However, the Marketplace provides

Minecraft Marketplace Super Planes Image

Source: Mojang Studios (Image credit: Source: Mojang Studios)

The lack of mod support doesn't mean Minecraft: Bedrock Edition players are entirely out of luck. Mojang Studios has built the Minecraft Marketplace, a universal hub where Mojang Studios, Minecraft studios, and community members can all come together to create and offer brand-new content for Minecraft. What's on offer extends beyond just simple texture packs and maps, too; creators have a surprisingly powerful suite of creation tools for Minecraft: Bedrock Edition.

With the Minecraft Marketplace, players can find new skins for their characters or new character creator pieces to design their own. They can download new texture packs to change the look and feel of Minecraft wildly, and new maps to explore that cover every topic imaginable. There are also adventure packs that offer their own stories, quests, gameplay mechanics, and more, as well as resource and behavior packs that change specific parts of Minecraft. There's so much already available, and new creations are being added every day. Mojang Studios even offers free collections for Minecraft with ray tracing or Minecraft: Education Edition maps.

What's the problem with the Minecraft Marketplace?

While the Minecraft Marketplace is fantastic for many reasons, there's understandable discourse from the Minecraft community that much of the content is paid for through in-game currency called Minecoins. There's plenty of free content, and Mojang Studios offers gifts to players all the time through the Minecraft Marketplace, but the vast majority of content in the Marketplace needs to be purchased.

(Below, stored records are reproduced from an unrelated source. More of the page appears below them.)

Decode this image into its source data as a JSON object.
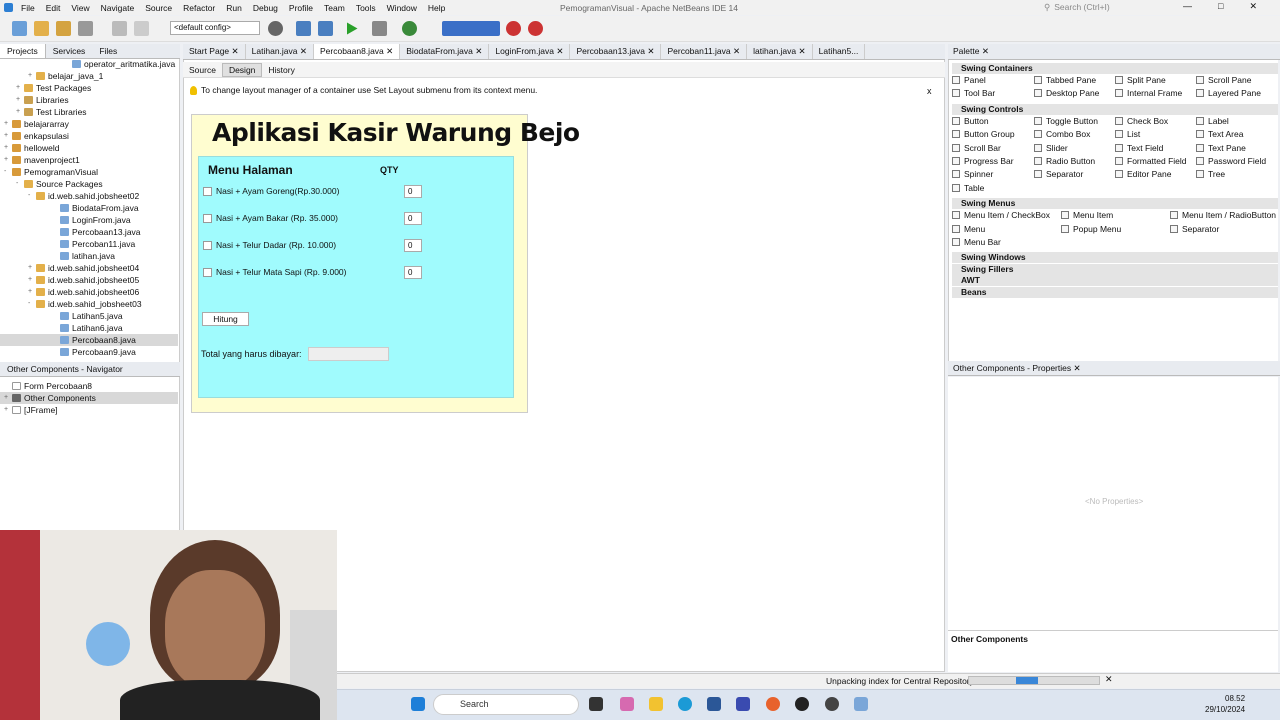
{
  "window": {
    "title": "PemogramanVisual - Apache NetBeans IDE 14",
    "search_placeholder": "Search (Ctrl+I)"
  },
  "menu": [
    "File",
    "Edit",
    "View",
    "Navigate",
    "Source",
    "Refactor",
    "Run",
    "Debug",
    "Profile",
    "Team",
    "Tools",
    "Window",
    "Help"
  ],
  "toolbar": {
    "config": "<default config>"
  },
  "projects_tabs": [
    "Projects",
    "Services",
    "Files"
  ],
  "tree": [
    {
      "label": "operator_aritmatika.java",
      "indent": 5,
      "icon": "java"
    },
    {
      "label": "belajar_java_1",
      "indent": 2,
      "icon": "pkg",
      "tog": "+"
    },
    {
      "label": "Test Packages",
      "indent": 1,
      "icon": "pkg",
      "tog": "+"
    },
    {
      "label": "Libraries",
      "indent": 1,
      "icon": "lib",
      "tog": "+"
    },
    {
      "label": "Test Libraries",
      "indent": 1,
      "icon": "lib",
      "tog": "+"
    },
    {
      "label": "belajararray",
      "indent": 0,
      "icon": "proj",
      "tog": "+"
    },
    {
      "label": "enkapsulasi",
      "indent": 0,
      "icon": "proj",
      "tog": "+"
    },
    {
      "label": "helloweld",
      "indent": 0,
      "icon": "proj",
      "tog": "+"
    },
    {
      "label": "mavenproject1",
      "indent": 0,
      "icon": "proj",
      "tog": "+"
    },
    {
      "label": "PemogramanVisual",
      "indent": 0,
      "icon": "proj",
      "tog": "-"
    },
    {
      "label": "Source Packages",
      "indent": 1,
      "icon": "pkg",
      "tog": "-"
    },
    {
      "label": "id.web.sahid.jobsheet02",
      "indent": 2,
      "icon": "pkg",
      "tog": "-"
    },
    {
      "label": "BiodataFrom.java",
      "indent": 4,
      "icon": "java"
    },
    {
      "label": "LoginFrom.java",
      "indent": 4,
      "icon": "java"
    },
    {
      "label": "Percobaan13.java",
      "indent": 4,
      "icon": "java"
    },
    {
      "label": "Percoban11.java",
      "indent": 4,
      "icon": "java"
    },
    {
      "label": "latihan.java",
      "indent": 4,
      "icon": "java"
    },
    {
      "label": "id.web.sahid.jobsheet04",
      "indent": 2,
      "icon": "pkg",
      "tog": "+"
    },
    {
      "label": "id.web.sahid.jobsheet05",
      "indent": 2,
      "icon": "pkg",
      "tog": "+"
    },
    {
      "label": "id.web.sahid.jobsheet06",
      "indent": 2,
      "icon": "pkg",
      "tog": "+"
    },
    {
      "label": "id.web.sahid_jobsheet03",
      "indent": 2,
      "icon": "pkg",
      "tog": "-"
    },
    {
      "label": "Latihan5.java",
      "indent": 4,
      "icon": "java"
    },
    {
      "label": "Latihan6.java",
      "indent": 4,
      "icon": "java"
    },
    {
      "label": "Percobaan8.java",
      "indent": 4,
      "icon": "java",
      "sel": true
    },
    {
      "label": "Percobaan9.java",
      "indent": 4,
      "icon": "java"
    }
  ],
  "navigator": {
    "title": "Other Components - Navigator",
    "items": [
      "Form Percobaan8",
      "Other Components",
      "[JFrame]"
    ]
  },
  "editor_tabs": [
    "Start Page",
    "Latihan.java",
    "Percobaan8.java",
    "BiodataFrom.java",
    "LoginFrom.java",
    "Percobaan13.java",
    "Percoban11.java",
    "latihan.java",
    "Latihan5..."
  ],
  "sub_tabs": [
    "Source",
    "Design",
    "History"
  ],
  "hint": "To change layout manager of a container use Set Layout submenu from its context menu.",
  "form": {
    "title": "Aplikasi Kasir Warung Bejo",
    "menu_label": "Menu Halaman",
    "qty_label": "QTY",
    "items": [
      {
        "label": "Nasi + Ayam Goreng(Rp.30.000)",
        "qty": "0"
      },
      {
        "label": "Nasi + Ayam Bakar (Rp. 35.000)",
        "qty": "0"
      },
      {
        "label": "Nasi + Telur Dadar (Rp. 10.000)",
        "qty": "0"
      },
      {
        "label": "Nasi + Telur Mata Sapi (Rp. 9.000)",
        "qty": "0"
      }
    ],
    "button": "Hitung",
    "total_label": "Total yang harus dibayar:"
  },
  "palette": {
    "title": "Palette",
    "categories": [
      {
        "name": "Swing Containers",
        "items": [
          "Panel",
          "Tabbed Pane",
          "Split Pane",
          "Scroll Pane",
          "Tool Bar",
          "Desktop Pane",
          "Internal Frame",
          "Layered Pane"
        ]
      },
      {
        "name": "Swing Controls",
        "items": [
          "Button",
          "Toggle Button",
          "Check Box",
          "Label",
          "Button Group",
          "Combo Box",
          "List",
          "Text Area",
          "Scroll Bar",
          "Slider",
          "Text Field",
          "Text Pane",
          "Progress Bar",
          "Radio Button",
          "Formatted Field",
          "Password Field",
          "Spinner",
          "Separator",
          "Editor Pane",
          "Tree",
          "Table"
        ]
      },
      {
        "name": "Swing Menus",
        "items": [
          "Menu Item / CheckBox",
          "Menu Item",
          "Menu Item / RadioButton",
          "Menu",
          "Popup Menu",
          "Separator",
          "Menu Bar"
        ]
      }
    ],
    "collapsed": [
      "Swing Windows",
      "Swing Fillers",
      "AWT",
      "Beans"
    ]
  },
  "properties": {
    "title": "Other Components - Properties",
    "empty": "<No Properties>"
  },
  "other_components": "Other Components",
  "status": {
    "text": "Unpacking index for Central Repository",
    "progress": 0.17
  },
  "taskbar": {
    "search": "Search",
    "time": "08.52",
    "date": "29/10/2024"
  },
  "colors": {
    "panel_bg": "#a0fbfd",
    "frame_bg": "#fffdd0",
    "progress": "#3a87d8"
  }
}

Minecraft community creators get paid for all the hard work they put into their creations.

This is in stark comparison to mods on Minecraft: Java Edition, which are often provided for free from their creators. While complaints from Minecraft players who are used to how Minecraft: Java Edition operates is to be expected, the Minecraft Marketplace is a necessary part of keeping Minecraft going on all of these platforms with constant, major free updates and support. Minecraft community creators get paid for all the hard work they put into their creations, and Mojang Studios gets to continue showering Minecraft with love and support on every gaming platform imaginable.

It helps that the Minecraft Marketplace is usually very reasonable with pricing and that players will never need to put down extra money to play Minecraft's base game. All purchases in the Minecraft Marketplace are entirely optional, adding new content to your Minecraft worlds at your discretion.

For many, the Minecraft Marketplace might not be a suitable replacement for mod support in Minecraft: Java Edition. However, Minecraft: Java Edition isn't going anywhere, and Minecraft: Bedrock Edition scales across platforms, syncs purchases and maps to your Microsoft Account, and allows full cross-play support with all of your friends no matter where they play. Depending on how you play Minecraft, there are options that benefit everyone.

Supporting Minecraft creators through the Minecraft Marketplace isn't the only way to show your love for Minecraft, with our list of Best Merch, Toys, and Gifts for Minecraft offering a ton of great options for any Minecraft fan. You should also consider picking up one of the Best Headsets for Xbox Series X|S, as high-quality audio is important to get the most out of your games.

Zachary Boddy
Staff Writer

Zachary Boddy (They / Them) is a Staff Writer primarily focused on covering the latest news, the best Xbox and PC games, and the most interesting hardware. They have been gaming and writing for most of their life, and have been with Windows Central and its sister sites since 2019. While originally brought on to write about all things Minecraft, Zachary has since expanded to write about practically everything that Windows Central covers. You can find Zachary on Twitter @BoddyZachary.